When you think of the blues you think of Memphis, Chicago and Mississippi. All
places where the blues were nurtured and grew to be a benchmark of the American music
scene. Now you can add Boston to that list. The original 'bad boys' of American rock
are back at it again with their new album, 'Honkin' On Bobo'. And who better to do a
blues-themed album than Aerosmith. Look at the group's previous albums and you'll find
that they are drenched in blues. From the guitar riffs to the rhythm to the back beat
to the vocals, they ooze blues. And 'Bobo' showcases the blues in a way that only Tyler
and company could deliver.
The album starts with Bo Diddley's 'Road Runner', but you can forget the gunslinger's
version. Perry's guitar work and Tyler's salacious vocalling make this a great opening
song that delivers a one two punch that would make Marvin Hagler reel in his shoes.
Don't sit down yet, though. Next is a raucous romp through 'Shame, Shame, Shame' and
Miss Roxy is once again immortalized in a brand new, filthy way.
'Eyesight To the Blind' proves Tyler was born too late. I can conjure up images of him
belting out a blues song in some run down road house with just a harp as his weapon
of choice. Then it's back into full swing with an adrenaline charged rendition of
'Baby Please Don't Go'.
Tyler's remake of Aretha's 'Never Loved a Man' (in this case 'Girl') can be summed
up in one comment. 'Damn, I love that song'. 'Back, Back Train' with Joe on lead vocal

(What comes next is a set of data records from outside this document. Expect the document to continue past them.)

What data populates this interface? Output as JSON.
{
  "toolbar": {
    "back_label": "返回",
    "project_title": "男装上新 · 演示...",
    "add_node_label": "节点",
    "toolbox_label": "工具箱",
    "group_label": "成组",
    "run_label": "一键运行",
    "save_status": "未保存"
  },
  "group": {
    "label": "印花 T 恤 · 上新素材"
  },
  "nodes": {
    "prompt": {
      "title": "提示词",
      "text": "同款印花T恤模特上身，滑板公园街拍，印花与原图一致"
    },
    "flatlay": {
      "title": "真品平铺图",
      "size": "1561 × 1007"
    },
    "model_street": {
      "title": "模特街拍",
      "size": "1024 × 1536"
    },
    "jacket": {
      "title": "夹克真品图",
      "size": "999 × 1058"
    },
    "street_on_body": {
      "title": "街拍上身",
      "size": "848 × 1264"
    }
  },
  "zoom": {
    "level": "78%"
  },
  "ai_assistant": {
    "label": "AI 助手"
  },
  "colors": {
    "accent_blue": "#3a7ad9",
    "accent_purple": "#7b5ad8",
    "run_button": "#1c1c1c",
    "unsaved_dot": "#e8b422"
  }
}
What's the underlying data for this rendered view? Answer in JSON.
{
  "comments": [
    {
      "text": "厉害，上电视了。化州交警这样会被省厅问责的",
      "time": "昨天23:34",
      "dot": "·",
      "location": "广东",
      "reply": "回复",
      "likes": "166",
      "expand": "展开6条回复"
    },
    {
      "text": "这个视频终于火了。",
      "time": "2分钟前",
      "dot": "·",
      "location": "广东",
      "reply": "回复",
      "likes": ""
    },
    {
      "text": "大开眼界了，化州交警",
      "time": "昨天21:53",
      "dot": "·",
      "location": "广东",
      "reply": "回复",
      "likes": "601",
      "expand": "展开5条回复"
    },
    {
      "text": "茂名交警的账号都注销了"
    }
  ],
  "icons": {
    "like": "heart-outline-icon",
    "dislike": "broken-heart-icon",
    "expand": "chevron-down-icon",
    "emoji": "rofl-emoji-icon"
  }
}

isn't as strong as the Tyler tunes but it's more than deserving of being included in
'You Gotta Move' is about as close as you'll come to the all out rockin' that fans
got from the pre-'Rocks' era. But it delivers a great 'knock you on your ass'
combination. 'The Grind' is the only original penned composition and is reminiscent
of the 'Crazy / Cryin' / Amazing' time period. But don't let that get to you if you thought
they sold out to radio back then. This song has a bite to it and you will need your
rabies vaccine updated.
Willie Dixon's 'I'm Ready' could have been a follow up to 'Lord Of Thighs'. Perry,
Hamilton and Whitford shine on this song. 'Temperature' smokes. And it smokes big
time. Straight ahead blues riffs and a raspy vocal to die for. 'Play that harp, Steve'.
'Stop Messin' Around' allows Joe to stop messin' around and get down to business as
usual. Having fun with a great pre-Buckingham/Nicks Fleetwood Mac song. You
remember...before they went commercial. And the final track is the ultimate wrapup
for this collection. 'Jesus Is On the Mainline' delivers in so many ways. Joe's slide
guitar to Tom's acoustic guitar...The simple revival-like vocals...The use of a pump
organ...It all leaves you wanting more.
Does the album click? It sure as hell does. On all cylinders. While other artists
are doing the old classics and trying to reinvent themselves (Rod Stewart for one),
Aerosmith stays true to their roots and reinvents the genre they admired and emulated
throughout their career and brings a fresh new look and feel to the blues. So if
you ain't been 'Honkin' On Bobo' lately, give it a blow.
* Richard Blaine's views and opinions do not necessarily
reflect the views and opinions of the staff at Twin-Music.